Hispanic-American traditions changed by new generations

There are around 50 million Hispanics living in the United States, many of whom emigrated from Mexico to find a better life  At the time when the rate of immigration were at its highest peak, the country’s biggest Spanish-speaking congregations started to prosper, and there is now a number of second- and third-generation Hispanics who have been automatically granted US citizenship after being born in the US. The Huffington Post claims that information from the national census shows that Hispanics born in the US now account for around two-thirds of the population.

A study based on US and Mexico statistics, The Pew Hispanic Centre, has found that the net migration to the United States from Mexico fell to zero between the years 2005 and 2010. With the housing market crash causing the number of construction jobs, which are obtained by many new Mexican immigrants, to decrease, more immigrants went back home to their own country while many others simply did not even bother to make the trip at all.

Real Clear Politics says that America immigration, migration and internal patterns have generally tended to last between one to two generations, with around 450,000 births five years ago back in 2007 but just 346,000 two years ago in 2010.

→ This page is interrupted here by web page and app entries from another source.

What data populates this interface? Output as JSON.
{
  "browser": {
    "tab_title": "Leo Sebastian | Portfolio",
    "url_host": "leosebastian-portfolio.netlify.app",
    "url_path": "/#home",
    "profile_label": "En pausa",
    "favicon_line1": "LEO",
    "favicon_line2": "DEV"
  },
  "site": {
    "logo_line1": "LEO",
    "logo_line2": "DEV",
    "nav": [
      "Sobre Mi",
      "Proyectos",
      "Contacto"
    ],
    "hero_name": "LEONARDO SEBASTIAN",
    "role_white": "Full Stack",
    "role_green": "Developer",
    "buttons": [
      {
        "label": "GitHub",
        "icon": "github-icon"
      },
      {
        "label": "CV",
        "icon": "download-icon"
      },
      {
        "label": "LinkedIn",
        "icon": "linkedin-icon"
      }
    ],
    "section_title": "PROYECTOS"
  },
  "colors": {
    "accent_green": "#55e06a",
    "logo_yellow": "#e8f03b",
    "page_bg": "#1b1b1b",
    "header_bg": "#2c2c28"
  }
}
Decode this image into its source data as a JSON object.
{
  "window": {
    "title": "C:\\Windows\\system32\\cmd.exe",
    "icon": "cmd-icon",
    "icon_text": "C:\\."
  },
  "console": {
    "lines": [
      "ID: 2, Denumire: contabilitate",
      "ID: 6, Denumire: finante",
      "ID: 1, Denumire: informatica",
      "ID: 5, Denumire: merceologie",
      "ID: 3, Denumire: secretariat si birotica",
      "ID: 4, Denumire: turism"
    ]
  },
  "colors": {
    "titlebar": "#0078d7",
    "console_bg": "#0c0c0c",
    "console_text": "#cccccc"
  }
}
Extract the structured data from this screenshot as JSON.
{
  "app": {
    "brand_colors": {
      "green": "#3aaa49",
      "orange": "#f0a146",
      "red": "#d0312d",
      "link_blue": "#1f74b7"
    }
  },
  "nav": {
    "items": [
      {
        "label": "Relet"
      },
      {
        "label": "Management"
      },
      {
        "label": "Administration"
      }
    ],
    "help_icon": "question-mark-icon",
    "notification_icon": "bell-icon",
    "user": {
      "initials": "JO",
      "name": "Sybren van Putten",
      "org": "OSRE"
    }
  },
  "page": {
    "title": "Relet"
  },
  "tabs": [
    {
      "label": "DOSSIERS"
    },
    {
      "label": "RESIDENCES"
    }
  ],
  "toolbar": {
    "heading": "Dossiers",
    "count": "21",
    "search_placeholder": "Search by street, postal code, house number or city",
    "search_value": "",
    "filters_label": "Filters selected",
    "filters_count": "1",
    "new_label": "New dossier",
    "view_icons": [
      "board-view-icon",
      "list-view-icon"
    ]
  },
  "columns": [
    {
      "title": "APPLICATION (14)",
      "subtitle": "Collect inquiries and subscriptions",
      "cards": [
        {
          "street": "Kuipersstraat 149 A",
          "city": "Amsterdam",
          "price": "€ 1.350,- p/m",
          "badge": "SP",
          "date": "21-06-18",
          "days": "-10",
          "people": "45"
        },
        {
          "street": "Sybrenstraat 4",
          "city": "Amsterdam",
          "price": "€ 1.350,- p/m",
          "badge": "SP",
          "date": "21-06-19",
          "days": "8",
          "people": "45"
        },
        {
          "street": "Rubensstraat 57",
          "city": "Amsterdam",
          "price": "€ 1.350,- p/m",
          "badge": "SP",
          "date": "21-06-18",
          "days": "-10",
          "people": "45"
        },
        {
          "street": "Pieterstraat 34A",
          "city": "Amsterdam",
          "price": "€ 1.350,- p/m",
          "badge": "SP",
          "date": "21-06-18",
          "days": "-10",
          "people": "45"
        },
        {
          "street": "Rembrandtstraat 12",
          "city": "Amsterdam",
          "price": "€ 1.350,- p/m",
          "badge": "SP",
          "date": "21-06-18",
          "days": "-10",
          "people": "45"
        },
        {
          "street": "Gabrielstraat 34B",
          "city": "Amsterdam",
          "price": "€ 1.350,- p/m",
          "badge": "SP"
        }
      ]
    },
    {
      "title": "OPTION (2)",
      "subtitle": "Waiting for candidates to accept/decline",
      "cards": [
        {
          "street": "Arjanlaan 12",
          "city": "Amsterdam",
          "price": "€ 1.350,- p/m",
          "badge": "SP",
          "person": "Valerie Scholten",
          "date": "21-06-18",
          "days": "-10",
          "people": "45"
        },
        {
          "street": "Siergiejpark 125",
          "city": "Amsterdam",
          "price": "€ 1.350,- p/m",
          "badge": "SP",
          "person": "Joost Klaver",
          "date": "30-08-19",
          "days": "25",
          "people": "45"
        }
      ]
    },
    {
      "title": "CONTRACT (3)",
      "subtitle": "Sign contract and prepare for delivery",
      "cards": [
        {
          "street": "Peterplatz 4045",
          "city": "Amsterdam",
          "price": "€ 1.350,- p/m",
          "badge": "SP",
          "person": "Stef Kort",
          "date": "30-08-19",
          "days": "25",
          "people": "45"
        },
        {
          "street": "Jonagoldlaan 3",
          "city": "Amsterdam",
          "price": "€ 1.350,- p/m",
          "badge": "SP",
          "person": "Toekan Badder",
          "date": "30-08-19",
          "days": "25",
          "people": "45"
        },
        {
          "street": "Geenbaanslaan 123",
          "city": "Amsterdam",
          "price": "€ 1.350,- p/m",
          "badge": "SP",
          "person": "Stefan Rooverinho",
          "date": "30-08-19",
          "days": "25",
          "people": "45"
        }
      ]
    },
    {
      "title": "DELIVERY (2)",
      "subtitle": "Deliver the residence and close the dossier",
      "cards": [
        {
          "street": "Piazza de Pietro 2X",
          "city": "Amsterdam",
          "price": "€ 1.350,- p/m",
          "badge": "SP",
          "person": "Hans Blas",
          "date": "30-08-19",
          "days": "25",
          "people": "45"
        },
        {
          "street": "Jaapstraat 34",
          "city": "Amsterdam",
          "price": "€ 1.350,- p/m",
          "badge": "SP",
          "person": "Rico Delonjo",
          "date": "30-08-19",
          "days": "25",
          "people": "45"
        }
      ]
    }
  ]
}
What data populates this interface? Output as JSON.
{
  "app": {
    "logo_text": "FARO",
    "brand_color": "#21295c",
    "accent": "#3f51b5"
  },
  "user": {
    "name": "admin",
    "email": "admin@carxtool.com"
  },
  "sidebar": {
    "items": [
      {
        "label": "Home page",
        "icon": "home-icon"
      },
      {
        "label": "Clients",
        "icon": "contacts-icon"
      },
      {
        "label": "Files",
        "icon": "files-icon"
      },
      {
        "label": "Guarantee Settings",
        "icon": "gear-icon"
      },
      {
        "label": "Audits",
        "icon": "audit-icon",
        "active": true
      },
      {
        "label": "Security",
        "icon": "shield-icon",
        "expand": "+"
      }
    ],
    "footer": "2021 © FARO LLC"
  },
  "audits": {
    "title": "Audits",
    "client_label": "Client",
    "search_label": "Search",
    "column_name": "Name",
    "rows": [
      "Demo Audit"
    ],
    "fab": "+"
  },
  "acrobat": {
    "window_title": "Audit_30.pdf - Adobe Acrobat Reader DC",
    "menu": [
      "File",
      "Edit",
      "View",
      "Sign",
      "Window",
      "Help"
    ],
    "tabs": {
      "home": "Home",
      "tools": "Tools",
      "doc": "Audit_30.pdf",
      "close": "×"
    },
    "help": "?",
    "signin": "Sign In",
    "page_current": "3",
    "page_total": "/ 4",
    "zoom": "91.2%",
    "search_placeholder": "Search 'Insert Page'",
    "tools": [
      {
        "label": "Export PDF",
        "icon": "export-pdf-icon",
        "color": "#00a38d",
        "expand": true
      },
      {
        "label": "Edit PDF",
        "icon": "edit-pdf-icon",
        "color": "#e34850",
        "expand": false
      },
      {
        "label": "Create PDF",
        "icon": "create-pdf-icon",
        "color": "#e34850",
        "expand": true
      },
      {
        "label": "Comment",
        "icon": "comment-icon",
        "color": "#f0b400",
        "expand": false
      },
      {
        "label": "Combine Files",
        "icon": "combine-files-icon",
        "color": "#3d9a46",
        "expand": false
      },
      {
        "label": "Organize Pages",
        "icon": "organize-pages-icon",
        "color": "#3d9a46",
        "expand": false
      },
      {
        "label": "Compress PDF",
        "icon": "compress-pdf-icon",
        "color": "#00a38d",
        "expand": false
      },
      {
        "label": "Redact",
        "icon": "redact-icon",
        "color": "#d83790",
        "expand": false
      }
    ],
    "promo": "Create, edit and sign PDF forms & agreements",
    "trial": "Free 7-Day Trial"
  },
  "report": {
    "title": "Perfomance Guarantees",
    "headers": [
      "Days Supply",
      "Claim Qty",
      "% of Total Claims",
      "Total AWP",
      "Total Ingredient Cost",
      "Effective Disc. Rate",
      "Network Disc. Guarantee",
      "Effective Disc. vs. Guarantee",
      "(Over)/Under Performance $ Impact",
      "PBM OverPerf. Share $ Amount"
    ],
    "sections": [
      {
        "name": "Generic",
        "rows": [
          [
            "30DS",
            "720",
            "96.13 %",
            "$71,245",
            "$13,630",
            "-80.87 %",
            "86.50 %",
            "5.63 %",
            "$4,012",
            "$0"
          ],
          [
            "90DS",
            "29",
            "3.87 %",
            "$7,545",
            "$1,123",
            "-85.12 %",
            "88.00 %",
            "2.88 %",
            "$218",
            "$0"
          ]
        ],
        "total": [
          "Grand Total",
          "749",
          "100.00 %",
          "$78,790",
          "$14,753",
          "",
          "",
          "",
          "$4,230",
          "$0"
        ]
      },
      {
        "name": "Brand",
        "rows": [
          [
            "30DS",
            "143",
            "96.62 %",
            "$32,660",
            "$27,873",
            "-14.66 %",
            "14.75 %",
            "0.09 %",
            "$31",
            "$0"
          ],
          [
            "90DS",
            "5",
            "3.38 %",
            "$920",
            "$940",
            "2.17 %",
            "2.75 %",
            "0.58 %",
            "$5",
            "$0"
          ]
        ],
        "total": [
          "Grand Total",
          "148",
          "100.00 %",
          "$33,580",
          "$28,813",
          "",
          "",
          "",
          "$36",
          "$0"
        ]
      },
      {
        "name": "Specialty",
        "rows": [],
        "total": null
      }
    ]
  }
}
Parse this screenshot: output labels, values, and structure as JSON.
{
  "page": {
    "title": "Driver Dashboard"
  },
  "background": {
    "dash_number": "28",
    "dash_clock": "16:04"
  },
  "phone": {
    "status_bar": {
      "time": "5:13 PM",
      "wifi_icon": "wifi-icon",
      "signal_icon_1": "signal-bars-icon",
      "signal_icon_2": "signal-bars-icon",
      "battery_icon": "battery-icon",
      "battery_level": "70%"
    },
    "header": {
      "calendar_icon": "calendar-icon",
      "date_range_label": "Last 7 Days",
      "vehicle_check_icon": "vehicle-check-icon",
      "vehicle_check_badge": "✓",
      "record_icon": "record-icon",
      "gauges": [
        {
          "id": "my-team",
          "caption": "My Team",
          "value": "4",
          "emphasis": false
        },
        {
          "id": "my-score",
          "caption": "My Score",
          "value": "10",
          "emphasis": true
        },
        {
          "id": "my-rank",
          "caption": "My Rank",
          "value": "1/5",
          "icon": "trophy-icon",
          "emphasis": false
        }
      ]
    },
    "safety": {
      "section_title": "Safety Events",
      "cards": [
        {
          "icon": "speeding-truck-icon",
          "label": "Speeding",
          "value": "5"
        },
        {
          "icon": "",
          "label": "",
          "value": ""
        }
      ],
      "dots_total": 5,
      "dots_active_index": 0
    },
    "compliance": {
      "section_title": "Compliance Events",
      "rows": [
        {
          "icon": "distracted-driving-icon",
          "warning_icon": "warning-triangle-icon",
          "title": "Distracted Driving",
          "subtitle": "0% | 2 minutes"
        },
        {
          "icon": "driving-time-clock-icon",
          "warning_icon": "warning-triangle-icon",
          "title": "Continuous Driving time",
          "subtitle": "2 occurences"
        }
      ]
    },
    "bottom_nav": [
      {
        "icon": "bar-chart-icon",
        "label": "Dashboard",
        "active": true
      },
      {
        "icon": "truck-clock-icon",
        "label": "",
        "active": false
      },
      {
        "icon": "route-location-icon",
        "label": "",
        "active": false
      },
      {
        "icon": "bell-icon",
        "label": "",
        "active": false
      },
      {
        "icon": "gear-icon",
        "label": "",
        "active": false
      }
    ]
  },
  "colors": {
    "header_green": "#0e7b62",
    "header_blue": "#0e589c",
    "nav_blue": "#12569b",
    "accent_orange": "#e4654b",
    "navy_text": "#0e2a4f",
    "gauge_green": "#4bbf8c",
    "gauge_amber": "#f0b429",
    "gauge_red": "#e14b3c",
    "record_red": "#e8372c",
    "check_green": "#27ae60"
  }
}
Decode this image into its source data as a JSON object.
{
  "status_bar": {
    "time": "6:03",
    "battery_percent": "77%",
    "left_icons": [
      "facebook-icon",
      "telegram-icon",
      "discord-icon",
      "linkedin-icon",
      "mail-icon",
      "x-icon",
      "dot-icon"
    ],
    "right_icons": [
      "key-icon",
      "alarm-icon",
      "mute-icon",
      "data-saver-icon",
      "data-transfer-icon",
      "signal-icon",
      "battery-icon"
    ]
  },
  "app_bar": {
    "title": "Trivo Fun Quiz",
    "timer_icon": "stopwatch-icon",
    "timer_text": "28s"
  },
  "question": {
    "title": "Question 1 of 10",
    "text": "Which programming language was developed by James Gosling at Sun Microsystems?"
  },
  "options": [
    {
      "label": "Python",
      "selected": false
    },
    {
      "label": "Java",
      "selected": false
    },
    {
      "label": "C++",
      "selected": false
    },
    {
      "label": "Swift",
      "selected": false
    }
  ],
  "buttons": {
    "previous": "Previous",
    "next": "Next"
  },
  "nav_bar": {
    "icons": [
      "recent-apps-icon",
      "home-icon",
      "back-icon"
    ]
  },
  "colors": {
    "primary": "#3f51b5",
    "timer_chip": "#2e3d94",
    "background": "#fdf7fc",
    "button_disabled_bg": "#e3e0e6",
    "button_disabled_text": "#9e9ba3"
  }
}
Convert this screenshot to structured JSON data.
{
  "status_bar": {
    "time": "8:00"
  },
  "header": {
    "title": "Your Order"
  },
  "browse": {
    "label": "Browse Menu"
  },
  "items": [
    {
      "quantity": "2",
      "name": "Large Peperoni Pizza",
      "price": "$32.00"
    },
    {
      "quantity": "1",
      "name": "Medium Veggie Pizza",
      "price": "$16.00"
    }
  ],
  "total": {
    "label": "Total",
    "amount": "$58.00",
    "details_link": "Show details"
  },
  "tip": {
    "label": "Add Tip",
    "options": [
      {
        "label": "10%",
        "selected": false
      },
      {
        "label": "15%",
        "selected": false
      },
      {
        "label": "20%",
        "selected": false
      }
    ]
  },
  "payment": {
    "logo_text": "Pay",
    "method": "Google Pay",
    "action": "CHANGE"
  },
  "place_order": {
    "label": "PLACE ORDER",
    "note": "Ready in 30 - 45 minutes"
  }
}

With fewer people who were born in Mexico deciding to travel to the United States, a number of Spanish traditions, including Spanish-speaking churches, may begin to fade out.